● Exercise: Examine each line of the data. Copy those that contain the string "Lightshot".

(Beginning of Supplied information)

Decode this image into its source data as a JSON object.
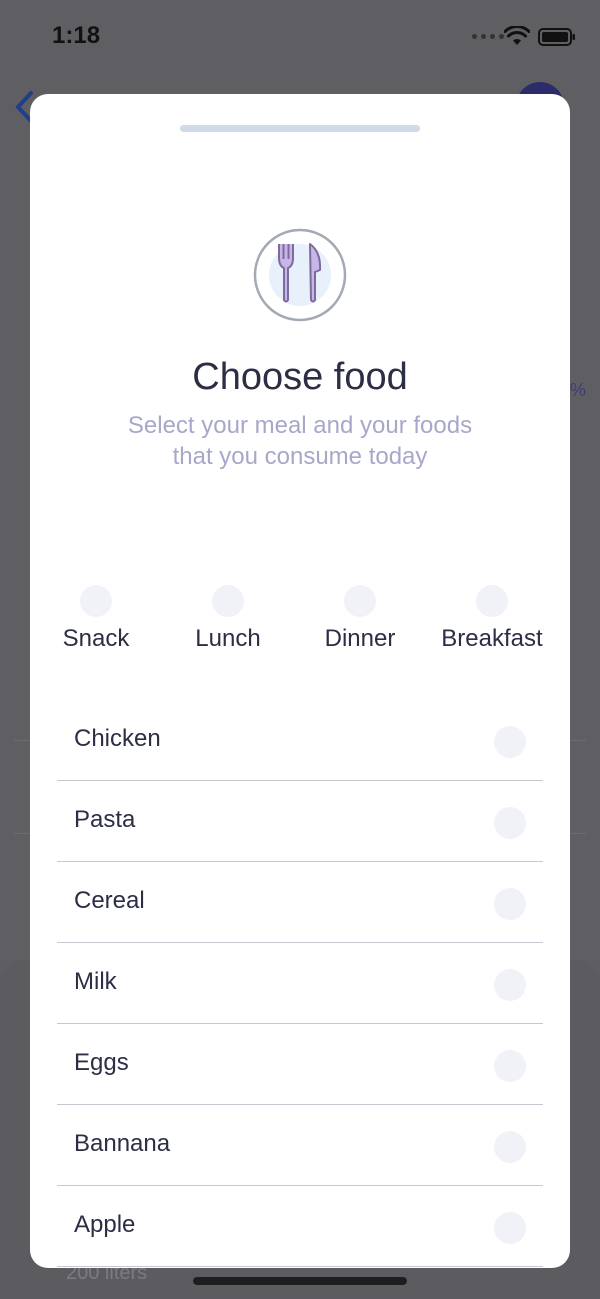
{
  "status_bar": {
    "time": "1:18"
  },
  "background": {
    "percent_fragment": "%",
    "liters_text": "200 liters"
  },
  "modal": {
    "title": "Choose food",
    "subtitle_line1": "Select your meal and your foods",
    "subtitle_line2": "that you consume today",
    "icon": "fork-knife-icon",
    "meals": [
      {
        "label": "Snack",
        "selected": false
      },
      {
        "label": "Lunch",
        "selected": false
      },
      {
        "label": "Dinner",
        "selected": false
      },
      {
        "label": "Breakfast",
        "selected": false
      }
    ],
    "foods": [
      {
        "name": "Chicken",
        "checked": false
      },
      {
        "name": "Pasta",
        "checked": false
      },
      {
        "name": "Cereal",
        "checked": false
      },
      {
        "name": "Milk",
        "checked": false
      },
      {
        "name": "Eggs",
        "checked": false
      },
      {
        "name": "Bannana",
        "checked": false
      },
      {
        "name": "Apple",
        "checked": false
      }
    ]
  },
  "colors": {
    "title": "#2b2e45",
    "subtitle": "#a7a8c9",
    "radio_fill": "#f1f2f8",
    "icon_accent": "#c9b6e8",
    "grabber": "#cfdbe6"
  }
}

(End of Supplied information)
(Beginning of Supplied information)

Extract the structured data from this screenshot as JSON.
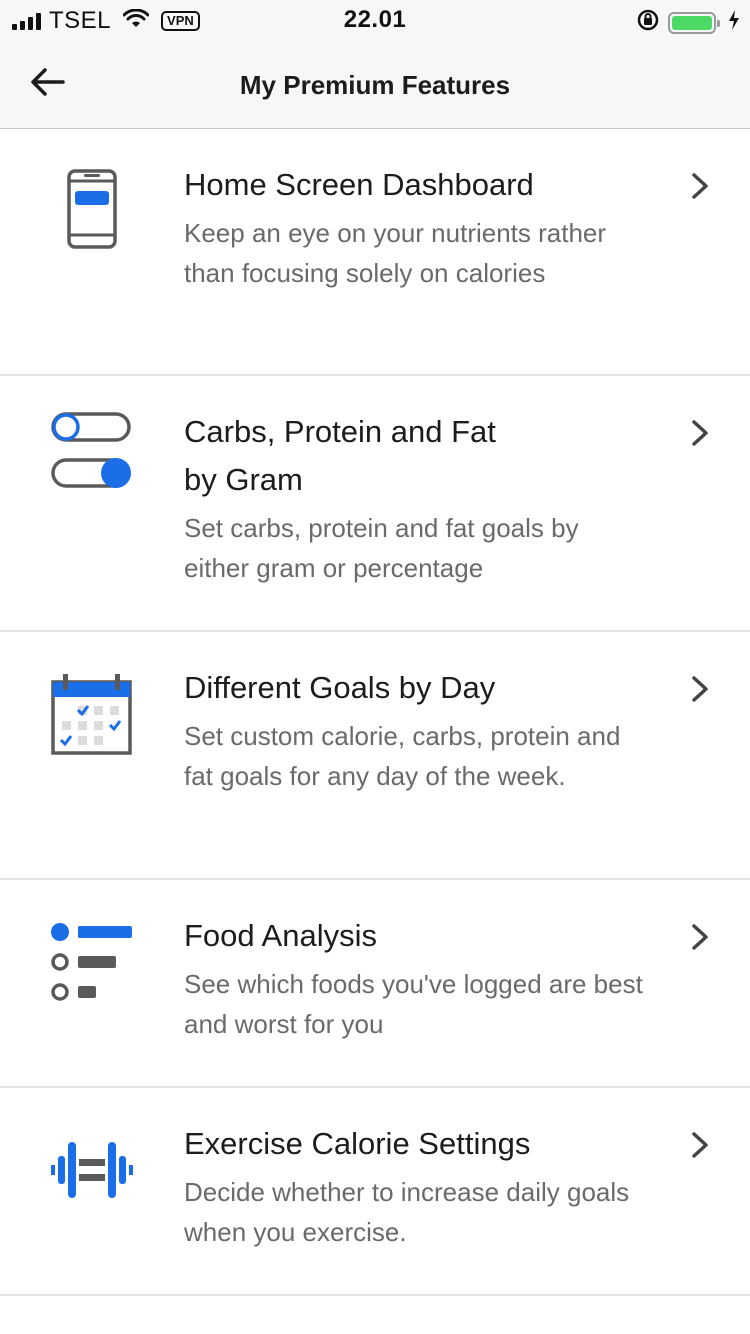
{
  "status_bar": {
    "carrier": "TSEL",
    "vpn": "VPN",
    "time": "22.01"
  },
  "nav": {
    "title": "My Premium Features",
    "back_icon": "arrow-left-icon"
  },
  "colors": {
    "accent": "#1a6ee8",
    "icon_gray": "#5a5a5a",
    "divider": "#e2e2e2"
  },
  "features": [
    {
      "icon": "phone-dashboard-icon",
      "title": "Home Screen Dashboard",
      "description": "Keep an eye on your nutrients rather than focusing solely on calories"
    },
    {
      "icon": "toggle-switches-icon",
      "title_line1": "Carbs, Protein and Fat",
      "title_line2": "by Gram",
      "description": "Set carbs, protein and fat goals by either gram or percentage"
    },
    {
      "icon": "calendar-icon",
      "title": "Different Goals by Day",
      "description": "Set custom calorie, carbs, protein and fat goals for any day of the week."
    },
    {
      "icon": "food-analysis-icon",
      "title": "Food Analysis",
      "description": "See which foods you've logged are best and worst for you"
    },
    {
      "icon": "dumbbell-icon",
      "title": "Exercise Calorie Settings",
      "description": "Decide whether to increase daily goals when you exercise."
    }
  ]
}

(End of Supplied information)
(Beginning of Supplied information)

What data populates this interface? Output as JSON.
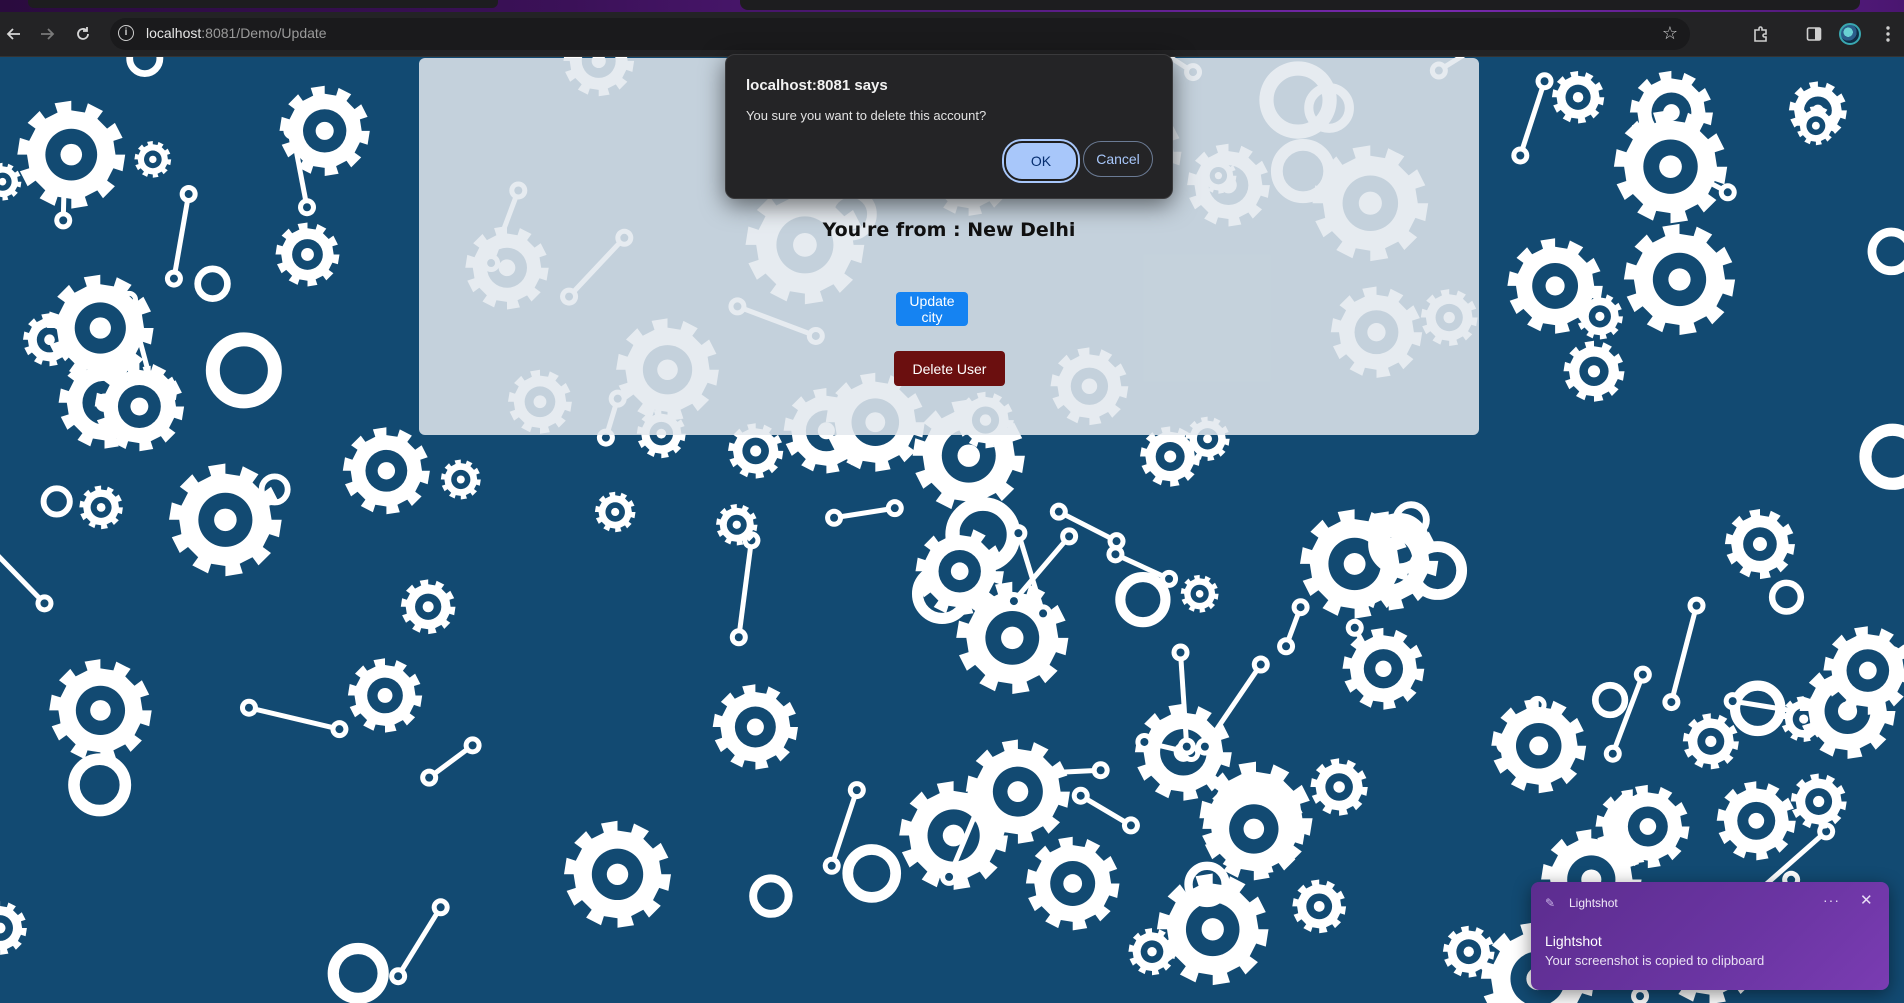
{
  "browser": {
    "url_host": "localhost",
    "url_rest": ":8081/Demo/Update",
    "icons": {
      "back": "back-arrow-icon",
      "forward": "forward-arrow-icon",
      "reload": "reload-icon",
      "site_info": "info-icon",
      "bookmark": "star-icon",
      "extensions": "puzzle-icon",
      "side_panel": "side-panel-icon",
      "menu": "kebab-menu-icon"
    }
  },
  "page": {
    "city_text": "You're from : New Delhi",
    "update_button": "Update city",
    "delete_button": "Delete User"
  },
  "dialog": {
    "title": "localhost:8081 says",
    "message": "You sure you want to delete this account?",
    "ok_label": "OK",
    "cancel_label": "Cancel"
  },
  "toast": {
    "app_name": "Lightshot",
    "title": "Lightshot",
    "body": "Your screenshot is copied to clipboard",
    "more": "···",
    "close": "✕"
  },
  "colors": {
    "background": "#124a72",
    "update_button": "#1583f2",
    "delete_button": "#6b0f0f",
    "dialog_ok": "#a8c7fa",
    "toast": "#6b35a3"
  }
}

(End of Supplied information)

● Output for this task:
    "app_name": "Lightshot",
    "title": "Lightshot",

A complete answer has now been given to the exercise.